Baltimore State’s Attorney Marilyn Mosby won a contentious Democratic primary election Tuesday. (Algerina Perna, Baltimore Sun video)
After a tempestuous and increasingly acrimonious contest in the Democratic primary, Marilyn Mosby’s election to a second term as Baltimore City state’s attorney wasn’t even close. She has been vindicated by the popular will.
Or has she? When it came right down to it, Ms. Mosby persuaded just one of every eight Baltimore City Democrats to vote for her.
Let’s go to the numbers. According to the results published online by the Baltimore City Board of Elections, there were 302,627 people registered as Democrats for the primary. Of these, 82,721 cast any type of ballot. That’s a whopping 27.33 percent of those eligible. Of this conscientious cohort, 39,766 voted for the incumbent, or 49.39 percent of those who actually voted. That looks impressive, but it’s wildly misleading: Ms. Mosby’s result was 13.1 percent of the total number of persons registered as Democrats.
If the last-minute revelation that as many as 80,000 will have to vote provisionally in Tuesday’s primary election weren’t enough, the polls opened today with scattered reports of issues at several precincts.
Compare this to Catherine Pugh’s primary numbers for mayor two years ago. Of 296,256 registered Democrats, she got 48,709 of them to vote for her. That’s just 16.44 percent of those who might have done so. All the more fascinating when you recall that Ms. Pugh beat Sheila Dixon by just 2,408 votes.
This is called democracy. (It is still much to be preferred to the alternatives.) It is fair to say that we are governed by the unplumbed will of the powerful majorities who fail to vote — 55 percent in the 2016 primary, 73 percent in this year’s.
When we take into account the ease of voting, the apathy of the Baltimore City voter is truly staggering.
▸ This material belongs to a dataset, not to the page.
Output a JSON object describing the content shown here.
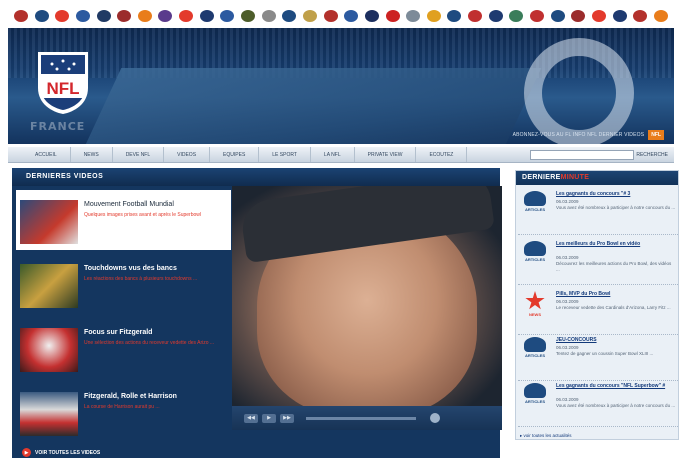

We have eight consecutive days of early voting, then 13 hours to vote on the main primary day itself, from 7 a.m. to 8 p.m. You have only to show up at the polling place, know where you live and spell your name right. If you are still too inconvenienced to show up in person, you can obtain an absentee ballot and mail it in. The Board of Elections will not question your reasons for voting absentee — in a technical sense you should have a good one — nor should they.
When elections are decided by a handful of votes, failing to cast a ballot looks especially foolish.
Jul 09, 2018 at 1:40 PM
The right to vote for some Americans today is threatened in various ways in certain jurisdictions in this Age of Trump. The right of black Americans to vote was a spectacular struggle during the civil rights movement and one of its crowning achievements. Thousands of African-Americans risked their lives, and some gave them up, daring to ascend the courthouse steps trying to register. Women fought for decades to cast a ballot.
When I consider those who register to vote and then don’t bother, I want to puke.
Those who register and then fail to vote without a certifiable reason should pay a fine, say $50 per missed election. (Nice little windfall for the city.) Let us also observe that the failure to vote does not make a person less likely to whine about the rascals in public office.
No. 1: The establishment lost and the progressives won.
By Baltimore Sun staff
Jun 27, 2018 at 5:00 AM
This nation has more registered Democrats than any other political party. If they all come out in November, we can put an end to Trump pretty quickly. Impeachment, anyone? The apathy of Democrats in cities like Philadelphia and Milwaukee two years ago helped to sink Hillary Clinton. If Democrats fail to vote in November, they must take a big piece of the blame for the worst president in the history of the United States.